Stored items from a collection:
*** Block opens ***

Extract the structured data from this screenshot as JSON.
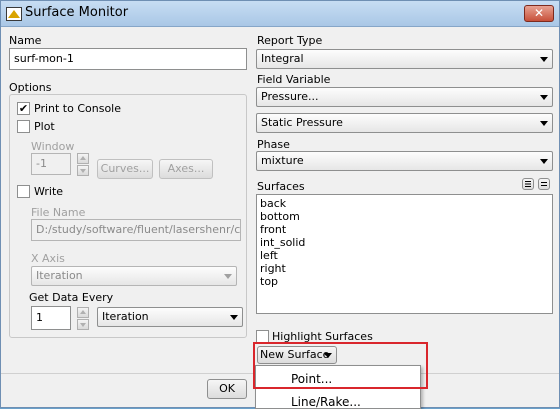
{
  "window": {
    "title": "Surface Monitor",
    "close_label": "✕"
  },
  "name": {
    "label": "Name",
    "value": "surf-mon-1"
  },
  "options": {
    "label": "Options",
    "print_to_console": {
      "label": "Print to Console",
      "checked": true
    },
    "plot": {
      "label": "Plot",
      "checked": false
    },
    "window_label": "Window",
    "window_value": "-1",
    "curves_label": "Curves...",
    "axes_label": "Axes...",
    "write": {
      "label": "Write",
      "checked": false
    },
    "file_name_label": "File Name",
    "file_name_value": "D:/study/software/fluent/lasershenr/chang",
    "x_axis_label": "X Axis",
    "x_axis_value": "Iteration",
    "get_data_every_label": "Get Data Every",
    "get_data_every_value": "1",
    "get_data_unit": "Iteration"
  },
  "report_type": {
    "label": "Report Type",
    "value": "Integral"
  },
  "field_variable": {
    "label": "Field Variable",
    "value": "Pressure...",
    "sub_value": "Static Pressure"
  },
  "phase": {
    "label": "Phase",
    "value": "mixture"
  },
  "surfaces": {
    "label": "Surfaces",
    "items": [
      "back",
      "bottom",
      "front",
      "int_solid",
      "left",
      "right",
      "top"
    ]
  },
  "highlight_surfaces": {
    "label": "Highlight Surfaces",
    "checked": false
  },
  "new_surface": {
    "label": "New Surface",
    "menu": [
      "Point...",
      "Line/Rake..."
    ]
  },
  "ok_label": "OK",
  "colors": {
    "highlight_box": "#d9262c",
    "title_gradient_top": "#c7ddf3"
  }
}
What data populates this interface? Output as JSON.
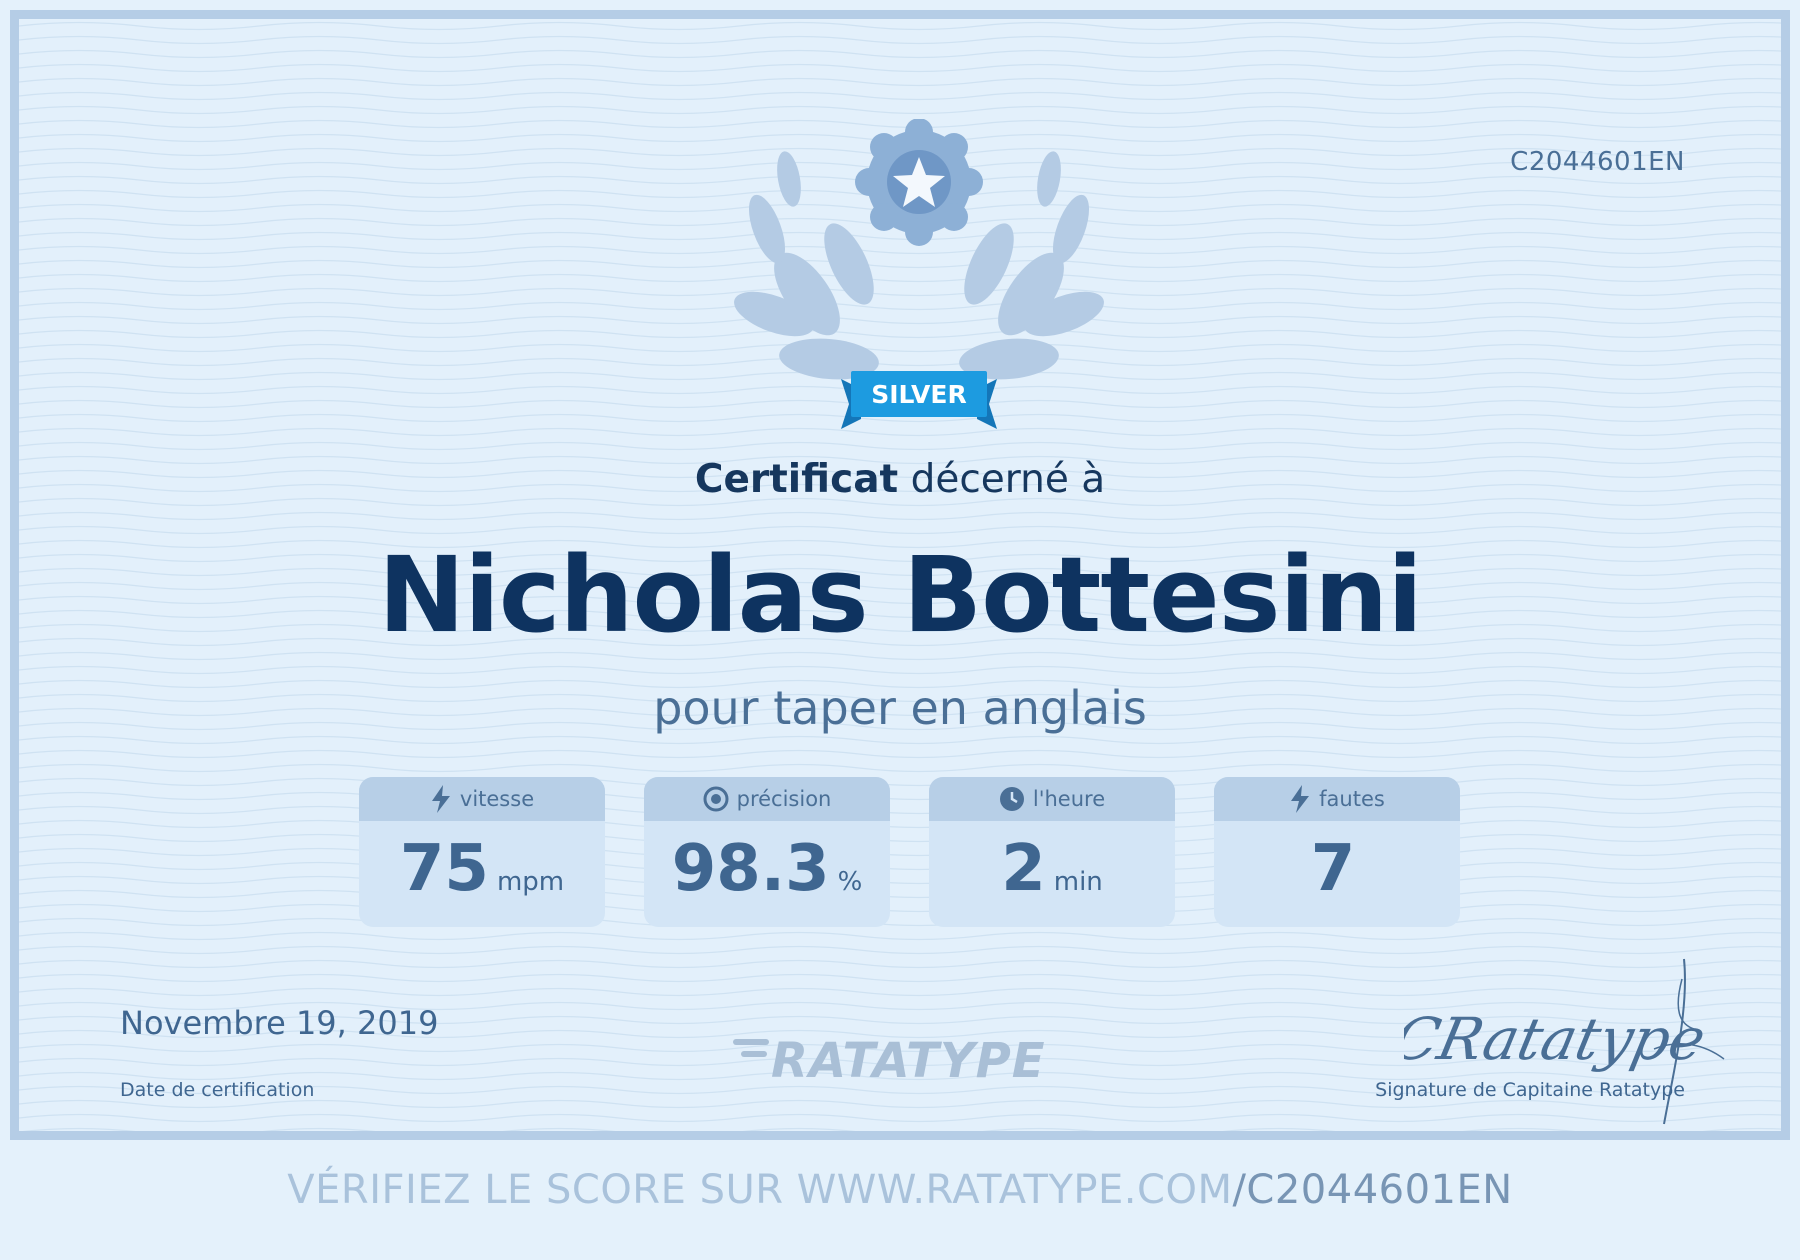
{
  "certificate": {
    "code": "C2044601EN",
    "badge_label": "SILVER",
    "awarded_bold": "Certificat",
    "awarded_rest": "décerné à",
    "recipient": "Nicholas Bottesini",
    "subtitle": "pour taper en anglais",
    "date": "Novembre 19, 2019",
    "date_label": "Date de certification",
    "logo_text": "RATATYPE",
    "signature_label": "Signature de Capitaine Ratatype",
    "signature_script": "CRatatype"
  },
  "stats": [
    {
      "icon": "lightning-icon",
      "label": "vitesse",
      "value": "75",
      "unit": "mpm"
    },
    {
      "icon": "target-icon",
      "label": "précision",
      "value": "98.3",
      "unit": "%"
    },
    {
      "icon": "clock-icon",
      "label": "l'heure",
      "value": "2",
      "unit": "min"
    },
    {
      "icon": "lightning-icon",
      "label": "fautes",
      "value": "7",
      "unit": ""
    }
  ],
  "footer": {
    "verify_prefix": "VÉRIFIEZ LE SCORE SUR WWW.RATATYPE.COM",
    "verify_code": "/C2044601EN"
  },
  "colors": {
    "navy": "#0e3360",
    "muted_blue": "#4a6f96",
    "badge_blue": "#1d9be0",
    "border": "#b5cde6",
    "background": "#e3f0fb"
  }
}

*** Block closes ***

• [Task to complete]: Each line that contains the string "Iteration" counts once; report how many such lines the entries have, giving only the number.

• [Task response]: 2